_Data entries_:

========

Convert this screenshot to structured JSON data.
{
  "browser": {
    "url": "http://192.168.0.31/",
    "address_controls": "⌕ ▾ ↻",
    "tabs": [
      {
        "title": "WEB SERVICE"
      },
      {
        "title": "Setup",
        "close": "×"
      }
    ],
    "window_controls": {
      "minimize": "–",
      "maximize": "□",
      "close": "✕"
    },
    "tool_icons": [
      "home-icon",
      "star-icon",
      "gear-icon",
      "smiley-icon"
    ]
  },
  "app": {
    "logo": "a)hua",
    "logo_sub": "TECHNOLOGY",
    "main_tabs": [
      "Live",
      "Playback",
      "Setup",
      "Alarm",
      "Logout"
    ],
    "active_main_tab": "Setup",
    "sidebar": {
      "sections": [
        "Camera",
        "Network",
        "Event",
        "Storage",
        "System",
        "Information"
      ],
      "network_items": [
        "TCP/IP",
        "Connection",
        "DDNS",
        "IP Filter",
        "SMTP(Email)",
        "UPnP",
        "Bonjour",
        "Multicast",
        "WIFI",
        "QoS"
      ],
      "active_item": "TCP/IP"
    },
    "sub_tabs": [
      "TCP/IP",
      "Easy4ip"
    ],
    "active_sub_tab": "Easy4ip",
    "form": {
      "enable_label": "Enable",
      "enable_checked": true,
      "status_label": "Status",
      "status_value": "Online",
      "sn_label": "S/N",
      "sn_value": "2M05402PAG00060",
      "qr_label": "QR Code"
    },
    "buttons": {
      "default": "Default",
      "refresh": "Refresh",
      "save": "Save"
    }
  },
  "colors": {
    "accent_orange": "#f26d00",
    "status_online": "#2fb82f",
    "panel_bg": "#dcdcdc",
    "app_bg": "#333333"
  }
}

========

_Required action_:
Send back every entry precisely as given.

_Solution_:
Convert this screenshot to structured JSON data.
{
  "browser": {
    "url": "http://192.168.0.31/",
    "address_controls": "⌕ ▾ ↻",
    "tabs": [
      {
        "title": "WEB SERVICE"
      },
      {
        "title": "Setup",
        "close": "×"
      }
    ],
    "window_controls": {
      "minimize": "–",
      "maximize": "□",
      "close": "✕"
    },
    "tool_icons": [
      "home-icon",
      "star-icon",
      "gear-icon",
      "smiley-icon"
    ]
  },
  "app": {
    "logo": "a)hua",
    "logo_sub": "TECHNOLOGY",
    "main_tabs": [
      "Live",
      "Playback",
      "Setup",
      "Alarm",
      "Logout"
    ],
    "active_main_tab": "Setup",
    "sidebar": {
      "sections": [
        "Camera",
        "Network",
        "Event",
        "Storage",
        "System",
        "Information"
      ],
      "network_items": [
        "TCP/IP",
        "Connection",
        "DDNS",
        "IP Filter",
        "SMTP(Email)",
        "UPnP",
        "Bonjour",
        "Multicast",
        "WIFI",
        "QoS"
      ],
      "active_item": "TCP/IP"
    },
    "sub_tabs": [
      "TCP/IP",
      "Easy4ip"
    ],
    "active_sub_tab": "Easy4ip",
    "form": {
      "enable_label": "Enable",
      "enable_checked": true,
      "status_label": "Status",
      "status_value": "Online",
      "sn_label": "S/N",
      "sn_value": "2M05402PAG00060",
      "qr_label": "QR Code"
    },
    "buttons": {
      "default": "Default",
      "refresh": "Refresh",
      "save": "Save"
    }
  },
  "colors": {
    "accent_orange": "#f26d00",
    "status_online": "#2fb82f",
    "panel_bg": "#dcdcdc",
    "app_bg": "#333333"
  }
}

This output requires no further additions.